[[ EXERCISE INPUT, beginning ]]
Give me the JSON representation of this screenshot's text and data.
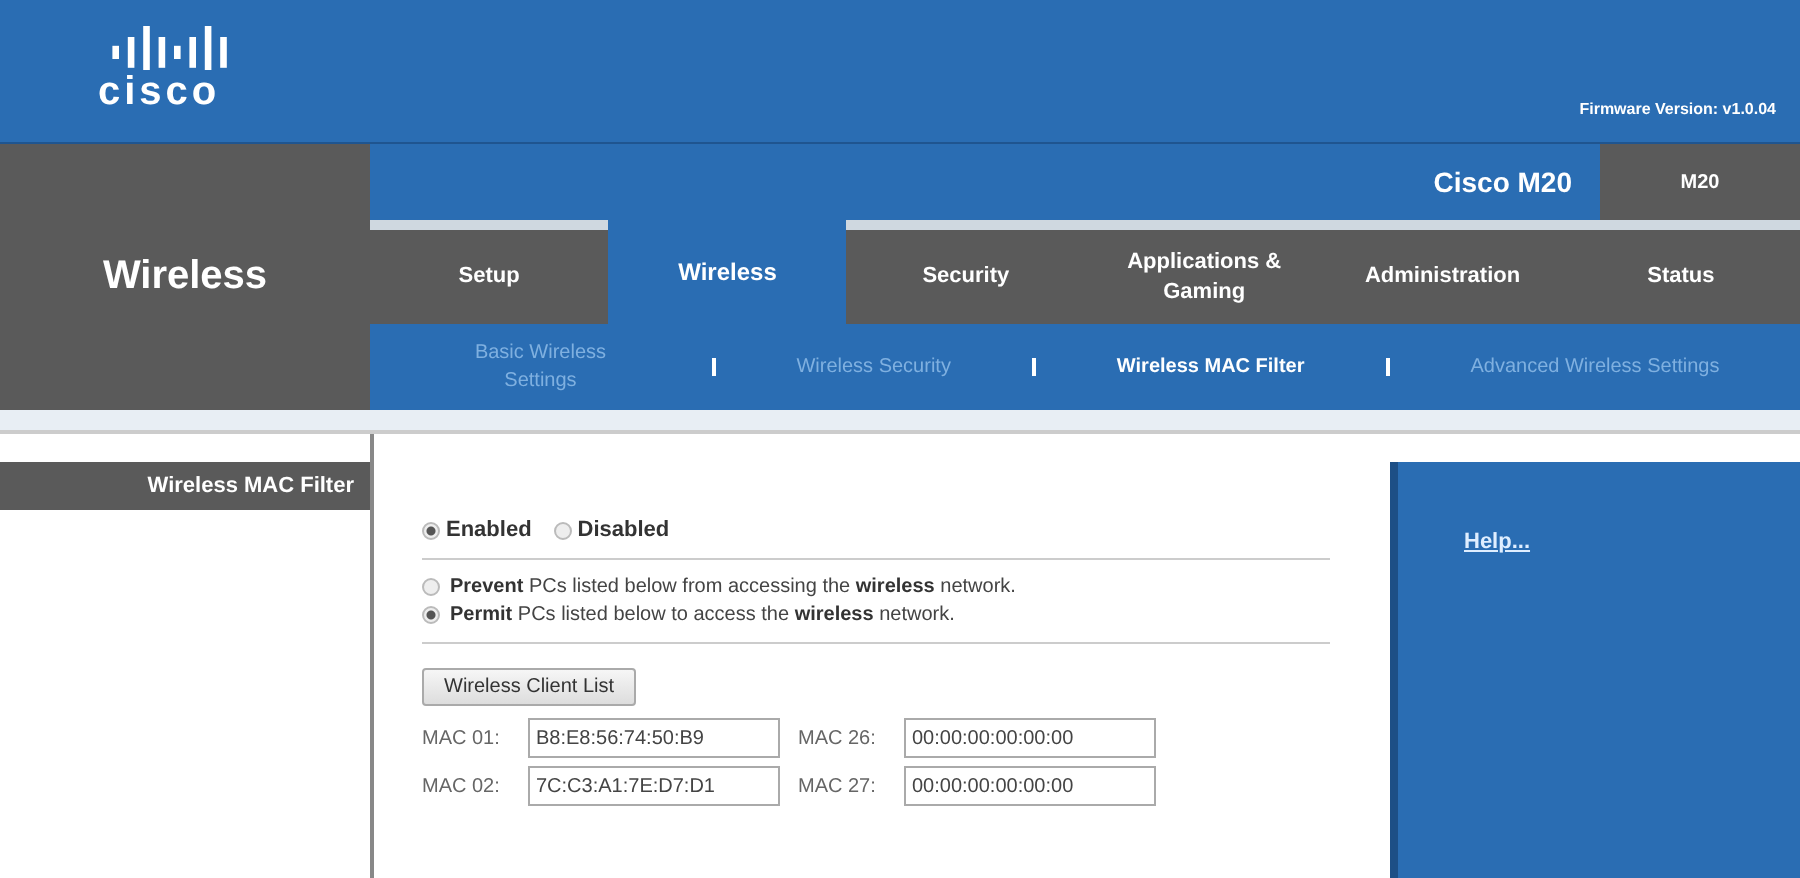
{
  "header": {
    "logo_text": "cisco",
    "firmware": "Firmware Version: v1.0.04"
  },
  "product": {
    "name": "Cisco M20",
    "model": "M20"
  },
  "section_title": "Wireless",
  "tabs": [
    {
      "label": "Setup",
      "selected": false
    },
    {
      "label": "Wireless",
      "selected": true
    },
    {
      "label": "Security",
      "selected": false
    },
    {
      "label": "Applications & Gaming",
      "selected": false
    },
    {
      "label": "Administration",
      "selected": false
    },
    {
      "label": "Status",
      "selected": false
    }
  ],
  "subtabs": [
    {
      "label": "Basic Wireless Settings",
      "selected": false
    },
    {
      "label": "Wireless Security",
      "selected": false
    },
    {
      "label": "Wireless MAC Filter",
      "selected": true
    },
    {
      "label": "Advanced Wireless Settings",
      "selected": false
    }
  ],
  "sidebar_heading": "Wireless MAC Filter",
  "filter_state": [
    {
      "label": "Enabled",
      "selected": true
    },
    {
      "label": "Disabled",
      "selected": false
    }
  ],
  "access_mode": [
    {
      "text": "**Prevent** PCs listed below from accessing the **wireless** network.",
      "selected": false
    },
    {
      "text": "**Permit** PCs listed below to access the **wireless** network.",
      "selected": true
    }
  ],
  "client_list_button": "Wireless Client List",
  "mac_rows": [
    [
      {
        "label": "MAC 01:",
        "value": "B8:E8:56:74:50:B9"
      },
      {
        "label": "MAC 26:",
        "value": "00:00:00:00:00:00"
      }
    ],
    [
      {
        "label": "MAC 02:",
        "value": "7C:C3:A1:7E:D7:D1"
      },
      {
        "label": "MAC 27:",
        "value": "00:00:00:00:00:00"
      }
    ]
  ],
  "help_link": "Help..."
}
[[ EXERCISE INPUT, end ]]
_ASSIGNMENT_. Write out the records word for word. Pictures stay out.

_SOLUTION FOR THIS EXERCISE_.
Give me the JSON representation of this screenshot's text and data.
{
  "header": {
    "logo_text": "cisco",
    "firmware": "Firmware Version: v1.0.04"
  },
  "product": {
    "name": "Cisco M20",
    "model": "M20"
  },
  "section_title": "Wireless",
  "tabs": [
    {
      "label": "Setup",
      "selected": false
    },
    {
      "label": "Wireless",
      "selected": true
    },
    {
      "label": "Security",
      "selected": false
    },
    {
      "label": "Applications & Gaming",
      "selected": false
    },
    {
      "label": "Administration",
      "selected": false
    },
    {
      "label": "Status",
      "selected": false
    }
  ],
  "subtabs": [
    {
      "label": "Basic Wireless Settings",
      "selected": false
    },
    {
      "label": "Wireless Security",
      "selected": false
    },
    {
      "label": "Wireless MAC Filter",
      "selected": true
    },
    {
      "label": "Advanced Wireless Settings",
      "selected": false
    }
  ],
  "sidebar_heading": "Wireless MAC Filter",
  "filter_state": [
    {
      "label": "Enabled",
      "selected": true
    },
    {
      "label": "Disabled",
      "selected": false
    }
  ],
  "access_mode": [
    {
      "text": "**Prevent** PCs listed below from accessing the **wireless** network.",
      "selected": false
    },
    {
      "text": "**Permit** PCs listed below to access the **wireless** network.",
      "selected": true
    }
  ],
  "client_list_button": "Wireless Client List",
  "mac_rows": [
    [
      {
        "label": "MAC 01:",
        "value": "B8:E8:56:74:50:B9"
      },
      {
        "label": "MAC 26:",
        "value": "00:00:00:00:00:00"
      }
    ],
    [
      {
        "label": "MAC 02:",
        "value": "7C:C3:A1:7E:D7:D1"
      },
      {
        "label": "MAC 27:",
        "value": "00:00:00:00:00:00"
      }
    ]
  ],
  "help_link": "Help..."
}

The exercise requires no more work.